Task prompt. Copy every line below that has the word "title" in it.

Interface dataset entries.
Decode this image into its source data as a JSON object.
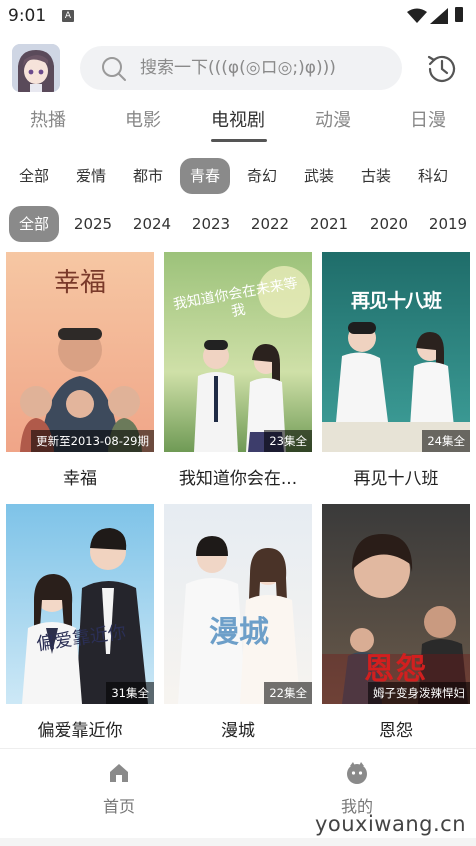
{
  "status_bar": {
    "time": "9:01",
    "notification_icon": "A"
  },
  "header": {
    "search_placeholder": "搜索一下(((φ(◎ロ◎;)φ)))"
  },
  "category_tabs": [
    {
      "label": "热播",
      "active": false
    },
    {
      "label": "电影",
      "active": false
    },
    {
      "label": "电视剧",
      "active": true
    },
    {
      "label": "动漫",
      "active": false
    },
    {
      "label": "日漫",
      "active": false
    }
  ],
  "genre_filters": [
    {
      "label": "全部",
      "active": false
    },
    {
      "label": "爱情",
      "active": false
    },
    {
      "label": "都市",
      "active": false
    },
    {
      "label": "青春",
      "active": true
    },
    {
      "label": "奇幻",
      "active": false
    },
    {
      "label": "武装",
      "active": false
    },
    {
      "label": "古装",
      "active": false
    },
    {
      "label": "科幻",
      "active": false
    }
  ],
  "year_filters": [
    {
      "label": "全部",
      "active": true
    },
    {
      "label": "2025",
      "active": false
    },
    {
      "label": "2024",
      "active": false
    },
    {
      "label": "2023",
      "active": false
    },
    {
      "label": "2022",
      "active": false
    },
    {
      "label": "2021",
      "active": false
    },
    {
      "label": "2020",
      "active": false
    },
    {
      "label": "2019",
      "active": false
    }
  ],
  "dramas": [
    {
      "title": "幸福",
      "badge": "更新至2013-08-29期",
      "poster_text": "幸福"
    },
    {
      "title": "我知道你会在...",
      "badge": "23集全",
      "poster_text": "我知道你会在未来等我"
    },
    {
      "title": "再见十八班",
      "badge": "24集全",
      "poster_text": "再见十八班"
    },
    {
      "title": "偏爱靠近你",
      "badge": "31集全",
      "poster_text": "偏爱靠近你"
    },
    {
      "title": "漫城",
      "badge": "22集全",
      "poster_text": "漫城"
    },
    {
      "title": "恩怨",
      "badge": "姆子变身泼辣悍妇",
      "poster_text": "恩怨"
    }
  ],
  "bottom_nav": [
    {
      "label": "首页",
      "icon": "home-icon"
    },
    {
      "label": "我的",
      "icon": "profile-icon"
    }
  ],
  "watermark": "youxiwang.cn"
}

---

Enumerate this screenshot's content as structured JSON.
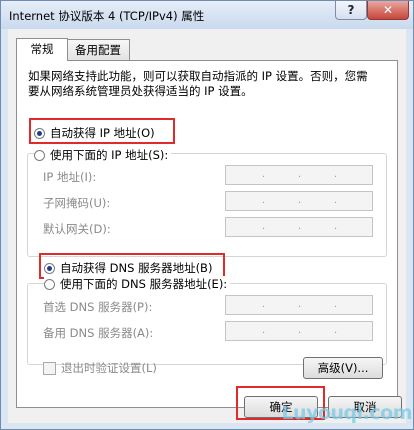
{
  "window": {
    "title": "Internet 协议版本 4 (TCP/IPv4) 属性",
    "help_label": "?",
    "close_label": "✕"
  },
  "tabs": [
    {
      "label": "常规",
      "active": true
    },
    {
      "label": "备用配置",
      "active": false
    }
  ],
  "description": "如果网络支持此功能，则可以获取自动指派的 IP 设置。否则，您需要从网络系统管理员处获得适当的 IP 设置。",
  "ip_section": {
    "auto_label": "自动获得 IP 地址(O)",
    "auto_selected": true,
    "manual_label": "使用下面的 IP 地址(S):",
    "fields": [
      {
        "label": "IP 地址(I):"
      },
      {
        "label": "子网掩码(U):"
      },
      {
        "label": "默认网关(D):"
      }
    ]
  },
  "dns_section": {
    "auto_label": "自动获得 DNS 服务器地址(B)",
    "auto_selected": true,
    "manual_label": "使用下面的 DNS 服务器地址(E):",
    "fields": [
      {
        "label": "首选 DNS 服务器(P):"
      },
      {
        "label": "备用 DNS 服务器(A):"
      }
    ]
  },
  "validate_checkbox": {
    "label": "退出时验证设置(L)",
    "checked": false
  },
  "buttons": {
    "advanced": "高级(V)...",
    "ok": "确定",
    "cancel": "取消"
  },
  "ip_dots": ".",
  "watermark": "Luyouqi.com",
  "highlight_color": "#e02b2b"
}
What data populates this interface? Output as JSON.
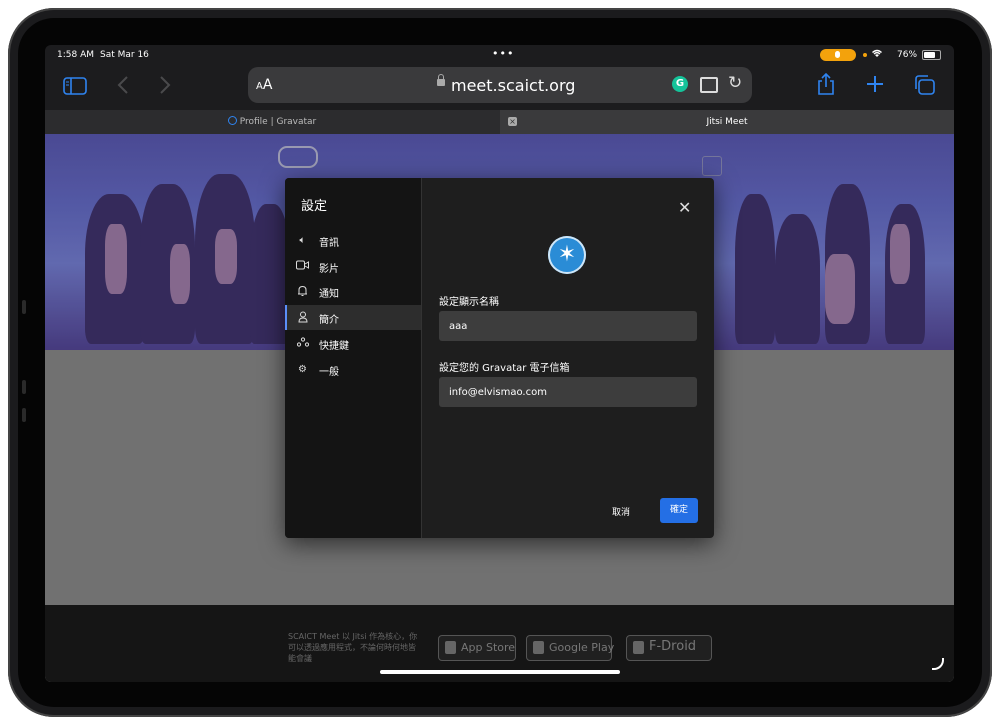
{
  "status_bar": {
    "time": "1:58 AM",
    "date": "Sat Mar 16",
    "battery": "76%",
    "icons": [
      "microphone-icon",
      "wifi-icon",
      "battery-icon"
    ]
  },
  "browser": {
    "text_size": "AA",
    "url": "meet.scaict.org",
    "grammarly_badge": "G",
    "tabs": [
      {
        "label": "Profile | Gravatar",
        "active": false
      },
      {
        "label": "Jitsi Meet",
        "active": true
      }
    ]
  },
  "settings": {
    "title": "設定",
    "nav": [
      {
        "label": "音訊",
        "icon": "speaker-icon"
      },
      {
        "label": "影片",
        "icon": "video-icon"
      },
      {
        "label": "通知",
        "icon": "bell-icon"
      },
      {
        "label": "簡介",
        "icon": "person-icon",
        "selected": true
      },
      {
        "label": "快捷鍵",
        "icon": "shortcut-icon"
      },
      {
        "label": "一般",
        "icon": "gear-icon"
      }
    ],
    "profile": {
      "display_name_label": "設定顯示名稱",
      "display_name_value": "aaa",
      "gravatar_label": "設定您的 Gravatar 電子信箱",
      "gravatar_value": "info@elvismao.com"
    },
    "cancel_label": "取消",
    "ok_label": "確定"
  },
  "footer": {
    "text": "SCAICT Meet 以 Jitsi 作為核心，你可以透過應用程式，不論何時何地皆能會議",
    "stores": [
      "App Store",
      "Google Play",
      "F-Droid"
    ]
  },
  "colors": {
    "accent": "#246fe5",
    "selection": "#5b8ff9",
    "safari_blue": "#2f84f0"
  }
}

Expected answer.
      "title": "幸福",
      "title": "我知道你会在...",
      "title": "再见十八班",
      "title": "偏爱靠近你",
      "title": "漫城",
      "title": "恩怨",
    "title": "Internet 协议版本 4 (TCP/IPv4) 属性",
    "title": "設定",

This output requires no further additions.